## Task objective
In the entries below, how many lines include "this"? Reply with the number and nothing more.

## Given entries
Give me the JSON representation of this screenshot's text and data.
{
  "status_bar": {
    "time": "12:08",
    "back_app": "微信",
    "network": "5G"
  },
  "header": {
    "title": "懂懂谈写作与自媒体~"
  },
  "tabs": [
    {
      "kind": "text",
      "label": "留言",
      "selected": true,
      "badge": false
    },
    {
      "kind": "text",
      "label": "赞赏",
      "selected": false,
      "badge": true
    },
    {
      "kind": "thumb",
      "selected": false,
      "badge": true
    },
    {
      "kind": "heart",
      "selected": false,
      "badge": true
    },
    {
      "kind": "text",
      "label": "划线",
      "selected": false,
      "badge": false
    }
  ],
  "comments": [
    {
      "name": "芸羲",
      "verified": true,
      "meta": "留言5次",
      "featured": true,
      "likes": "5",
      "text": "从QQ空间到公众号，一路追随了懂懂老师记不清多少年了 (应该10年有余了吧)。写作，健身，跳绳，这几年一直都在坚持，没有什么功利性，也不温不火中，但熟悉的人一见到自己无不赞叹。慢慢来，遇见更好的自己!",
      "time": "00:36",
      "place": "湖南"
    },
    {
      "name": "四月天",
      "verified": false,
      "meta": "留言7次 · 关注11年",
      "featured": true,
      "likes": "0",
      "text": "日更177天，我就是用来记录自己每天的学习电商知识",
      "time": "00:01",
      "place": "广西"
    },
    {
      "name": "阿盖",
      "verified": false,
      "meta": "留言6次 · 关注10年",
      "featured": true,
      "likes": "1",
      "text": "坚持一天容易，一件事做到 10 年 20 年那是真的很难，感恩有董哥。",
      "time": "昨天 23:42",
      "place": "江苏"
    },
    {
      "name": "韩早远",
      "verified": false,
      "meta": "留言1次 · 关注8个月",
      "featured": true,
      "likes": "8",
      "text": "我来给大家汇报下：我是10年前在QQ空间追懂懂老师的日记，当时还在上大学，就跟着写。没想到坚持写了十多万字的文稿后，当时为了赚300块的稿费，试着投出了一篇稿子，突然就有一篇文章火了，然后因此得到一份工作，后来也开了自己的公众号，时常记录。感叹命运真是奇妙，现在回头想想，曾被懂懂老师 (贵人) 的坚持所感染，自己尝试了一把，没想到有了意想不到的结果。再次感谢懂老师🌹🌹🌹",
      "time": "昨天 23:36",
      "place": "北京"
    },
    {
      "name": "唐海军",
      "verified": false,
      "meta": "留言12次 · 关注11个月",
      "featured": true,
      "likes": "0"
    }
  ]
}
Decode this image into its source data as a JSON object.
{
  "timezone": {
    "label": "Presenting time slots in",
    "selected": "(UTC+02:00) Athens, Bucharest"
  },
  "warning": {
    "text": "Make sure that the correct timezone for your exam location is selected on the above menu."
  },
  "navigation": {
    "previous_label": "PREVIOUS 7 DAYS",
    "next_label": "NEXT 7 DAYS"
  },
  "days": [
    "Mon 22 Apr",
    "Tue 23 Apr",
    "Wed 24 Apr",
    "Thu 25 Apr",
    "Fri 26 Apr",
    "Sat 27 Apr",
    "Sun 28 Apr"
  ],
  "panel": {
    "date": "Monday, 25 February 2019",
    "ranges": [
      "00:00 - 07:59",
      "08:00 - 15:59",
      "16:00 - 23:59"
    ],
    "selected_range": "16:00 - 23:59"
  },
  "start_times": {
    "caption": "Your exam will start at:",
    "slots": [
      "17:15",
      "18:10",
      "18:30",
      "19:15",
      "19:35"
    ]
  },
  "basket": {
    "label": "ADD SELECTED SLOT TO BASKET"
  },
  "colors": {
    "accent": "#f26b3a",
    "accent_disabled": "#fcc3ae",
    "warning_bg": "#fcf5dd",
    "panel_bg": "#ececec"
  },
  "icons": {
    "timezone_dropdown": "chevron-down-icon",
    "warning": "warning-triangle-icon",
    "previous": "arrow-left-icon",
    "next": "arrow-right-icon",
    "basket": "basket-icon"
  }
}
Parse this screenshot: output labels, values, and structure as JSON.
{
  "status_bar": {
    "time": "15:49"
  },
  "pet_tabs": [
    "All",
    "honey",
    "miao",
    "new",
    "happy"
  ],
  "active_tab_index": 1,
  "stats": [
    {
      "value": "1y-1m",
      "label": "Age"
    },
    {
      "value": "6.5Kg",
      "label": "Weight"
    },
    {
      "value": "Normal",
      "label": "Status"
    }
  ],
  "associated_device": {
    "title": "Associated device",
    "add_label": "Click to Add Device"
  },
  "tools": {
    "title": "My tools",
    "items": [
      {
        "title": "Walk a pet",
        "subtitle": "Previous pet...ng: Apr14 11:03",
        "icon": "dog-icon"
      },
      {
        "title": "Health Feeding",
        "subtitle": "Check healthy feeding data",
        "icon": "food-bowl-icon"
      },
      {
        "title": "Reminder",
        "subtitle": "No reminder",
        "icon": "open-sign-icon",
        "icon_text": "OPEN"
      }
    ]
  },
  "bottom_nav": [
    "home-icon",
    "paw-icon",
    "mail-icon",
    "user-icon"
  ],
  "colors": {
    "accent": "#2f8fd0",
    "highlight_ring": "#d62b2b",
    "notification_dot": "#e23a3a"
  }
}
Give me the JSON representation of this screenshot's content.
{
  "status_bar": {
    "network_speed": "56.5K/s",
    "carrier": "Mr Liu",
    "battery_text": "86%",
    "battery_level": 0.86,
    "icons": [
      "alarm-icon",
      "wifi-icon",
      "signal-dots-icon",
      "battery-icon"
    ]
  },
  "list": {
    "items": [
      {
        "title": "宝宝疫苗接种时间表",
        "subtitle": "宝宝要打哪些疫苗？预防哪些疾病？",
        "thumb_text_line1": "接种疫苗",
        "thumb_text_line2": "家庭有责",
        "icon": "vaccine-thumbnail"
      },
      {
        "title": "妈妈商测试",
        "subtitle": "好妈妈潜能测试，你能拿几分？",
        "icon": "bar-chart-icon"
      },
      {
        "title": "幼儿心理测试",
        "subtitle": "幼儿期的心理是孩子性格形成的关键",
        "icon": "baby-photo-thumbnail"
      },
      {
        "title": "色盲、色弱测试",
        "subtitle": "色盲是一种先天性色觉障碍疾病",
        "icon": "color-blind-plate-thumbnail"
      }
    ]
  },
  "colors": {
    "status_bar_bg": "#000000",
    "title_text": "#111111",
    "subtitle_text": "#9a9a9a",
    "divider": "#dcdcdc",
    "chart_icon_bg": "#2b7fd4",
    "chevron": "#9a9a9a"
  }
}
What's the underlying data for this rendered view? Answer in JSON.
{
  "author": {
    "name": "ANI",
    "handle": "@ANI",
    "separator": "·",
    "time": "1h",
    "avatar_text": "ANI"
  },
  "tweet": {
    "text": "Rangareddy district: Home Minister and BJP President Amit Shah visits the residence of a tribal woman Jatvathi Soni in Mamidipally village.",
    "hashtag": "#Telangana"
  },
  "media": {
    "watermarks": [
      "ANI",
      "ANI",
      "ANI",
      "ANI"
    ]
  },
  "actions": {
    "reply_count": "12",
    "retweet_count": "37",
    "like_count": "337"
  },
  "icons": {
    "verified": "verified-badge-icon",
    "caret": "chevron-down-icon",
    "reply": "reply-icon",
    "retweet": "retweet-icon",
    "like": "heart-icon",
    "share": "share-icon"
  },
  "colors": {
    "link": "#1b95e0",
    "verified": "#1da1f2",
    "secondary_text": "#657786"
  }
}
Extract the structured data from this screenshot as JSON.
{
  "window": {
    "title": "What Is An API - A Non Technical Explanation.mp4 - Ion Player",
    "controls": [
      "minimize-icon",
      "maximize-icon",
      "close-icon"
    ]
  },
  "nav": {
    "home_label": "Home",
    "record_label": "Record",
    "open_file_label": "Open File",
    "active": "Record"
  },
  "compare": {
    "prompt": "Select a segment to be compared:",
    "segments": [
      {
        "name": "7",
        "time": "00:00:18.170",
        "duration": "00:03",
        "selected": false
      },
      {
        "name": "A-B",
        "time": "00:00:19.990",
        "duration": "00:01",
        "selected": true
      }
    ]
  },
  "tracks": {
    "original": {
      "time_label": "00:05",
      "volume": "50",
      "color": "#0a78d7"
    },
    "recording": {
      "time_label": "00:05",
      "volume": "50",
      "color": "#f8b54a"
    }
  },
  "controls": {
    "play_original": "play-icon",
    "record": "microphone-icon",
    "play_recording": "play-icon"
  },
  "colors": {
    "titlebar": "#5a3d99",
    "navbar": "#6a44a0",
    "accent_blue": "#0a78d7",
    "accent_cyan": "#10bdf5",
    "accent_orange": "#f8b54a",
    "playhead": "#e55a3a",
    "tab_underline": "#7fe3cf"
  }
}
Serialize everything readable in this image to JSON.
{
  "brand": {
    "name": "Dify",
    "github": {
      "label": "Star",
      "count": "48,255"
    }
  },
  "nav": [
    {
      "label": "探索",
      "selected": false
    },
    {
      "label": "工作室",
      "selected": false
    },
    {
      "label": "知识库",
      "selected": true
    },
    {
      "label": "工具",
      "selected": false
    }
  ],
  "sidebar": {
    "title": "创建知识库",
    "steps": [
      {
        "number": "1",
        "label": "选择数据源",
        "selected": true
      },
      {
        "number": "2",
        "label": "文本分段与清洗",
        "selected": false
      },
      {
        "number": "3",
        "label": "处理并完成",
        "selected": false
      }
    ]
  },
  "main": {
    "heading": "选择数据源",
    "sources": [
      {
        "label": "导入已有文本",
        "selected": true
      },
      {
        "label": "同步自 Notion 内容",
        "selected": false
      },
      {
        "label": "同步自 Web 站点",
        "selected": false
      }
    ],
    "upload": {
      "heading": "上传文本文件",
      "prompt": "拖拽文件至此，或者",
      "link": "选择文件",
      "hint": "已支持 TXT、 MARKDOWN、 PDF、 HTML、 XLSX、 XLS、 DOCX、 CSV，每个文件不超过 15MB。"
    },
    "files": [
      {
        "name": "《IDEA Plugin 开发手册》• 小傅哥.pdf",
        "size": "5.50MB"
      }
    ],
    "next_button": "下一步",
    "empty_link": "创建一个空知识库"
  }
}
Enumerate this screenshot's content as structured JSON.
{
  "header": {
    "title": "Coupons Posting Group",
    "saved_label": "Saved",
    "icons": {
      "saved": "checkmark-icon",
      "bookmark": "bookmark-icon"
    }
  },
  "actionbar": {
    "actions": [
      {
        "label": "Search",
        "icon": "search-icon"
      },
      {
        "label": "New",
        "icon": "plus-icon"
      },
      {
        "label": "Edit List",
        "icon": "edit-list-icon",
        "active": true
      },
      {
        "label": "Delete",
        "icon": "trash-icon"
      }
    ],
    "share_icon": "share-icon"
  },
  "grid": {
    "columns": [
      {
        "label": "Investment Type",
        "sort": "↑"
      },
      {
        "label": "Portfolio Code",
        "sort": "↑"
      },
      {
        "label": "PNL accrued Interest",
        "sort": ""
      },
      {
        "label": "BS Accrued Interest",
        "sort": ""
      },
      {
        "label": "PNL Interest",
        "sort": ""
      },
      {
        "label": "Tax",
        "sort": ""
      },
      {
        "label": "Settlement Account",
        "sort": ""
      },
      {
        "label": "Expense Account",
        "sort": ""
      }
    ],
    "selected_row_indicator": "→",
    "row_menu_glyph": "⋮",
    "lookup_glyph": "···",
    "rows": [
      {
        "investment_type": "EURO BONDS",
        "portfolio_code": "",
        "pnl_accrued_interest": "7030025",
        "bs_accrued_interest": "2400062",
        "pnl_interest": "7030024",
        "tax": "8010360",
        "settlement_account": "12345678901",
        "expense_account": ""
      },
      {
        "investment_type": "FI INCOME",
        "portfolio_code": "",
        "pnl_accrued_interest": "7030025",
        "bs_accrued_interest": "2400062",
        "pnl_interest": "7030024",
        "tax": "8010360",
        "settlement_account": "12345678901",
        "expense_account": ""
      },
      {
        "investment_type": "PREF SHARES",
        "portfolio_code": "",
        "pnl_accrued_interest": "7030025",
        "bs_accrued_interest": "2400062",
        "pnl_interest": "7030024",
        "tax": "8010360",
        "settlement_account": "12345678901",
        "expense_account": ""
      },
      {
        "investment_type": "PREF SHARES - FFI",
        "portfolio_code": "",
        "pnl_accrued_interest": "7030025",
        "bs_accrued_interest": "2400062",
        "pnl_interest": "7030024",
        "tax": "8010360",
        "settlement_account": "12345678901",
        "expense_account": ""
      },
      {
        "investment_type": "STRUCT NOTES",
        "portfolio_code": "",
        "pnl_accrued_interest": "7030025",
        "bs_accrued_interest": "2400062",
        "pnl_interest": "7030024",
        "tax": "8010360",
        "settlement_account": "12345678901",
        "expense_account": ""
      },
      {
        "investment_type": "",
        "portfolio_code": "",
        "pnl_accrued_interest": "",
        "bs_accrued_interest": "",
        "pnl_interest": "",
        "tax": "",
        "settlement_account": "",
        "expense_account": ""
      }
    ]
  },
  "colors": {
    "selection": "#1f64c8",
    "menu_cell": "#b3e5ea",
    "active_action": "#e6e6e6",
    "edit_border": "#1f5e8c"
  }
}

## Result
8